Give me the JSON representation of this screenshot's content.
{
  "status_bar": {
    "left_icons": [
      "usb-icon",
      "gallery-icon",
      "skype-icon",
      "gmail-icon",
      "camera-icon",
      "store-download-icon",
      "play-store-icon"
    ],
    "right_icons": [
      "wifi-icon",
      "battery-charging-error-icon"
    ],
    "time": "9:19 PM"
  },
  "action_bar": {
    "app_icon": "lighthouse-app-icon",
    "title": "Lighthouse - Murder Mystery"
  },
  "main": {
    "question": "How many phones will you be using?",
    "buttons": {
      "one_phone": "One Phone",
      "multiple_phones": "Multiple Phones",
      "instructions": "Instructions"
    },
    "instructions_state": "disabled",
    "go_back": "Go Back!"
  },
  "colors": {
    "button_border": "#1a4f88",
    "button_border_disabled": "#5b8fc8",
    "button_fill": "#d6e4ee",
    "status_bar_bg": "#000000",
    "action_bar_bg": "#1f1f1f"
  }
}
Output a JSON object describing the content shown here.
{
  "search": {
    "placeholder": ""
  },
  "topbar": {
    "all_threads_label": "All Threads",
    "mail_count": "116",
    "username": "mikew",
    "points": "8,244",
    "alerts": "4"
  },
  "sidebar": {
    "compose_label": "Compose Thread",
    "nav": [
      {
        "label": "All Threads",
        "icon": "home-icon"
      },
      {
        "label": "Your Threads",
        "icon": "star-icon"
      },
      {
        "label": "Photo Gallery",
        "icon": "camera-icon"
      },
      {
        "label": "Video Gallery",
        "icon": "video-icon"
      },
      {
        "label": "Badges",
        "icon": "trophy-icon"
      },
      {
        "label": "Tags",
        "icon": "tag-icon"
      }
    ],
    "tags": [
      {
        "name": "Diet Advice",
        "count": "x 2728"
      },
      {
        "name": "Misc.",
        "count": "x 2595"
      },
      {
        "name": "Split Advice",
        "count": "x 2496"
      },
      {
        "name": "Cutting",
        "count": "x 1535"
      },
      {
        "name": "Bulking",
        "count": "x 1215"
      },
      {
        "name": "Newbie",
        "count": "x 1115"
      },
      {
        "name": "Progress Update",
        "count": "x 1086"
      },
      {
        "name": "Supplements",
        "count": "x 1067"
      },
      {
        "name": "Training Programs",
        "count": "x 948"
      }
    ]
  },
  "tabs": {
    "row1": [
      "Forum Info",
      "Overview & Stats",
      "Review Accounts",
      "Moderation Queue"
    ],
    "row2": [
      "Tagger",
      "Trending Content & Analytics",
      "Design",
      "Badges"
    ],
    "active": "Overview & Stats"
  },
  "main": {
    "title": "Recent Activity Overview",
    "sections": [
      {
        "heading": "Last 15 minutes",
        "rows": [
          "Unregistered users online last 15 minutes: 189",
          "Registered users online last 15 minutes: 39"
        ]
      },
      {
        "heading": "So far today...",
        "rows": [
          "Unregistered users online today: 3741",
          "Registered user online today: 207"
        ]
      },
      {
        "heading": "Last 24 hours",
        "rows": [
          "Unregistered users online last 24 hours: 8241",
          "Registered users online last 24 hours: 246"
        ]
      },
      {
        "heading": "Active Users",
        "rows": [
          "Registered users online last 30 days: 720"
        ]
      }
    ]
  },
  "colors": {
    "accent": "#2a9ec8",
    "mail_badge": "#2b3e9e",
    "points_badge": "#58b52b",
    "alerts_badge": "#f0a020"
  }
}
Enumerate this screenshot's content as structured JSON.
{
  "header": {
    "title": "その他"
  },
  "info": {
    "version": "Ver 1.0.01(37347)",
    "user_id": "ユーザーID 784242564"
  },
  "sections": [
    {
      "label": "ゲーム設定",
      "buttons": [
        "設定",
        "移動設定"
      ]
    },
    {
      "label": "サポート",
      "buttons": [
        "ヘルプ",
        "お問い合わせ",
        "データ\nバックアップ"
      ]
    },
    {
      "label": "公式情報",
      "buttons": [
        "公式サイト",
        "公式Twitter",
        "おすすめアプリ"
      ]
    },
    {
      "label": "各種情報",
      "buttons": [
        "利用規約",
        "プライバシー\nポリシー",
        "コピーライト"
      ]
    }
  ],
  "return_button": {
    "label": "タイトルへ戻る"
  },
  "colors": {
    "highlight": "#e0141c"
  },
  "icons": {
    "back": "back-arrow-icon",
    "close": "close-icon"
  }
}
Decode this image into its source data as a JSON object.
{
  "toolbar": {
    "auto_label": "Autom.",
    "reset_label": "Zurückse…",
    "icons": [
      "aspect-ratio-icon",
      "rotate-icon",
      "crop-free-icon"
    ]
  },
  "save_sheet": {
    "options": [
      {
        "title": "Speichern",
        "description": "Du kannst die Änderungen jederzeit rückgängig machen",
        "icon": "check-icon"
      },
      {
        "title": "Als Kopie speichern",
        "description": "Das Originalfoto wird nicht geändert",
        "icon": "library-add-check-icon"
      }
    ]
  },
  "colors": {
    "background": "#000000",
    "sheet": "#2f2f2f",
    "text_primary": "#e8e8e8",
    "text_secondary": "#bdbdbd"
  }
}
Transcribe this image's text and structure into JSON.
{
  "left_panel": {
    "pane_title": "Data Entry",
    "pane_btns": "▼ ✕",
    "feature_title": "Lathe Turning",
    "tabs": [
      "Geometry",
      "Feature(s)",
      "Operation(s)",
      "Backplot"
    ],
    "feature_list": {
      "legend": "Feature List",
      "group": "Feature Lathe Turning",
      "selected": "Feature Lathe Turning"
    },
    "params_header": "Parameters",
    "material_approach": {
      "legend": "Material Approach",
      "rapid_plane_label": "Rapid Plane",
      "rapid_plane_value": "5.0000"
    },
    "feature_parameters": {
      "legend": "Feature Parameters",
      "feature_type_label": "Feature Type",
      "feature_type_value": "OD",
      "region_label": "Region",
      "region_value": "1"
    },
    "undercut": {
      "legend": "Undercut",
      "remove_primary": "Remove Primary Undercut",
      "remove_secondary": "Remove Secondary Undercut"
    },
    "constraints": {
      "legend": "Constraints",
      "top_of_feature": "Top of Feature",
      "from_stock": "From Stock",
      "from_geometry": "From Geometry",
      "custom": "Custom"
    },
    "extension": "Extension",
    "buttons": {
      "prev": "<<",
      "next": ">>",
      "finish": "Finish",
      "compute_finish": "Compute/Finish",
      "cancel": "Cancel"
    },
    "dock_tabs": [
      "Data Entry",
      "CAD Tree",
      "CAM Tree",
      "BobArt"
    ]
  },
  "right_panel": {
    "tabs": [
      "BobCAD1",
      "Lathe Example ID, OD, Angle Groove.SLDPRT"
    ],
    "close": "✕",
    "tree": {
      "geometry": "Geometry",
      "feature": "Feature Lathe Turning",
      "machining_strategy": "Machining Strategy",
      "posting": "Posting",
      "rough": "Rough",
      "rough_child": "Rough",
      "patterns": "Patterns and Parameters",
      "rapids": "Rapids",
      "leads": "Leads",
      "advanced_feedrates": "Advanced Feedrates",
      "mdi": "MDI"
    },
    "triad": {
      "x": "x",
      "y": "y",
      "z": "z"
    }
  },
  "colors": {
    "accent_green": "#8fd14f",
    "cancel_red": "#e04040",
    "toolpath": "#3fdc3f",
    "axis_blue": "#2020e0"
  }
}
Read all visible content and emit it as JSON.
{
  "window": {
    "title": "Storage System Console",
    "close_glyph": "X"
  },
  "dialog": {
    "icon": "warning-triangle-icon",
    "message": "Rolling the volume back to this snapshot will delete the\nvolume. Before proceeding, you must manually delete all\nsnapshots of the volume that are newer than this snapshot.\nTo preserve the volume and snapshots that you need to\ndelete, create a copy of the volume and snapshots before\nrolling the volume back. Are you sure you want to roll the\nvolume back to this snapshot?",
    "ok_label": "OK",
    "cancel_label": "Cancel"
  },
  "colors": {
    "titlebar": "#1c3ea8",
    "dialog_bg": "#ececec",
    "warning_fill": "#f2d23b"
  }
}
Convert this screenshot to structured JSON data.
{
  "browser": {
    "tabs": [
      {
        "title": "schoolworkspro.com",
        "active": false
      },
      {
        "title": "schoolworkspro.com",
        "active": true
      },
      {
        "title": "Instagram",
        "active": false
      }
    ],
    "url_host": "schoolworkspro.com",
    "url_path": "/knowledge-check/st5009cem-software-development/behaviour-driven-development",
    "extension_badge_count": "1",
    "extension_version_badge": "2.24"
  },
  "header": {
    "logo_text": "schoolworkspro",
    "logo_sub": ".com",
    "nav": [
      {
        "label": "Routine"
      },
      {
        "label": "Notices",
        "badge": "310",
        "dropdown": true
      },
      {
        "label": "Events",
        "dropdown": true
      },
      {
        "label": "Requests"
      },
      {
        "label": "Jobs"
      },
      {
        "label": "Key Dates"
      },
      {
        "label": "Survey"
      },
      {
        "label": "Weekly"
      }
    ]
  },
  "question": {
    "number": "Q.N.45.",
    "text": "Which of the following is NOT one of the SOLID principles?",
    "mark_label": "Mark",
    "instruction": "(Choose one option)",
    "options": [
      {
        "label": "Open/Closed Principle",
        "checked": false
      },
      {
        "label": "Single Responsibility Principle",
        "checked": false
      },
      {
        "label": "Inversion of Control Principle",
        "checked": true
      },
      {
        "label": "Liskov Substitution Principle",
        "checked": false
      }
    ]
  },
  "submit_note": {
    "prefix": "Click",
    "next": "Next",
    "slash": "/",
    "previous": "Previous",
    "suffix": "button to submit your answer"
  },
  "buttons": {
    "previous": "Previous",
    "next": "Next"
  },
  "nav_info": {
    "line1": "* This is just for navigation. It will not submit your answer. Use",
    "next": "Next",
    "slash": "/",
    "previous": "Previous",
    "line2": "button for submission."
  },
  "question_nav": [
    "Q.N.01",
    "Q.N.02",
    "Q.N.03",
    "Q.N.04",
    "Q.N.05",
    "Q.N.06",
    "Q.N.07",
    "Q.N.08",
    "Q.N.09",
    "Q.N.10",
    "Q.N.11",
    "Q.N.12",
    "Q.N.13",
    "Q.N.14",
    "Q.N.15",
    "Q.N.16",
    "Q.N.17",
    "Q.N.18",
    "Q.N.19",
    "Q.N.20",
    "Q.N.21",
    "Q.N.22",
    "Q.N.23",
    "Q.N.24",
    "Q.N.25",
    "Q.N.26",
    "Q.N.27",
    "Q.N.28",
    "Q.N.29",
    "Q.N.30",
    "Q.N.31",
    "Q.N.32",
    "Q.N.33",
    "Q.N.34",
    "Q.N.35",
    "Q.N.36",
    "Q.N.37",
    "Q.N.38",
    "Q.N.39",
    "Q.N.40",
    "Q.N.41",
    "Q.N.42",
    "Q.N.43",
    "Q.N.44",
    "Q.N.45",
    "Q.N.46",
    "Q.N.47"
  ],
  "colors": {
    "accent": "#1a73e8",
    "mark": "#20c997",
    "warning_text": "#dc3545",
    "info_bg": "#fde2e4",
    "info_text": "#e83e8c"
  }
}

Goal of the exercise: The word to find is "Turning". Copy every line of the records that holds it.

Answer box:
    "feature_title": "Lathe Turning",
      "group": "Feature Lathe Turning",
      "selected": "Feature Lathe Turning"
      "feature": "Feature Lathe Turning",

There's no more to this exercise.